### Try it
What lines in the entries below contain the word "alamat"? Copy all of them.

Recorded information section start

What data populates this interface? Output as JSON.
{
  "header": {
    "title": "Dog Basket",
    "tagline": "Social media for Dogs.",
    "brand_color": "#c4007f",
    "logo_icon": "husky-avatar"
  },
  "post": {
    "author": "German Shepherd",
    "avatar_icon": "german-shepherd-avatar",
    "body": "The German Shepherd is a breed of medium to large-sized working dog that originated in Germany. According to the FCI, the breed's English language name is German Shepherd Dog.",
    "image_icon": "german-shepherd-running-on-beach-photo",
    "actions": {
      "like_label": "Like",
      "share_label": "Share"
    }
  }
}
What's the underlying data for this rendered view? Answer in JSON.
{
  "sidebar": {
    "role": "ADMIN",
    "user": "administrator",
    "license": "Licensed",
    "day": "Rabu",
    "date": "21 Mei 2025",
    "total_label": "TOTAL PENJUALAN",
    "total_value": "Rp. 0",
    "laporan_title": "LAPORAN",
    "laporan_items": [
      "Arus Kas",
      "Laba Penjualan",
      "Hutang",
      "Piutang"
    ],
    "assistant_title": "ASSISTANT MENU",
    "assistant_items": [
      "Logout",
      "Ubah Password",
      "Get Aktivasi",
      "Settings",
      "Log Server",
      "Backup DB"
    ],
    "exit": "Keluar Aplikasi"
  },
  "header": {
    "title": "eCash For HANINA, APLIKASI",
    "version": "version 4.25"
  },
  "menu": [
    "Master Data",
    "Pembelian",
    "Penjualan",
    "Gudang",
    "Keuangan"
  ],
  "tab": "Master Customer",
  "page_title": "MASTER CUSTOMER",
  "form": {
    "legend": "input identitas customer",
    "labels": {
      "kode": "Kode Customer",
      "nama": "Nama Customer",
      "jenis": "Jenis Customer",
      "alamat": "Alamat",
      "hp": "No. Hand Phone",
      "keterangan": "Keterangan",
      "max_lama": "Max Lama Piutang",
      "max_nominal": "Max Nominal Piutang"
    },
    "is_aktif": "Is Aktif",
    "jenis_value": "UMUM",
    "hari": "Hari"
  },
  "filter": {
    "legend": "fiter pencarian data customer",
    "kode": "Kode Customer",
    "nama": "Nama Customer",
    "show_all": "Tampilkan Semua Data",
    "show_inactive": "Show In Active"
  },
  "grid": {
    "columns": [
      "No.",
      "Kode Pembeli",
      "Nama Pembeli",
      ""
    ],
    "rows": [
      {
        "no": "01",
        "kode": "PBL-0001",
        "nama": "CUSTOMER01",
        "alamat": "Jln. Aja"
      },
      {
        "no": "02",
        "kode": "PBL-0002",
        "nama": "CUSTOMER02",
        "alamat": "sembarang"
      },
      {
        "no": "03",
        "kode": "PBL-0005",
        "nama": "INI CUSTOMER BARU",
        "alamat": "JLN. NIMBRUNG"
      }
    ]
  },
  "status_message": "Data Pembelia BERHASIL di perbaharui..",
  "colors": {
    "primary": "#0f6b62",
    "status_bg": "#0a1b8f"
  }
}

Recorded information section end

### Output of the exercise
      "alamat": "Alamat",
        "alamat": "Jln. Aja"
        "alamat": "sembarang"
        "alamat": "JLN. NIMBRUNG"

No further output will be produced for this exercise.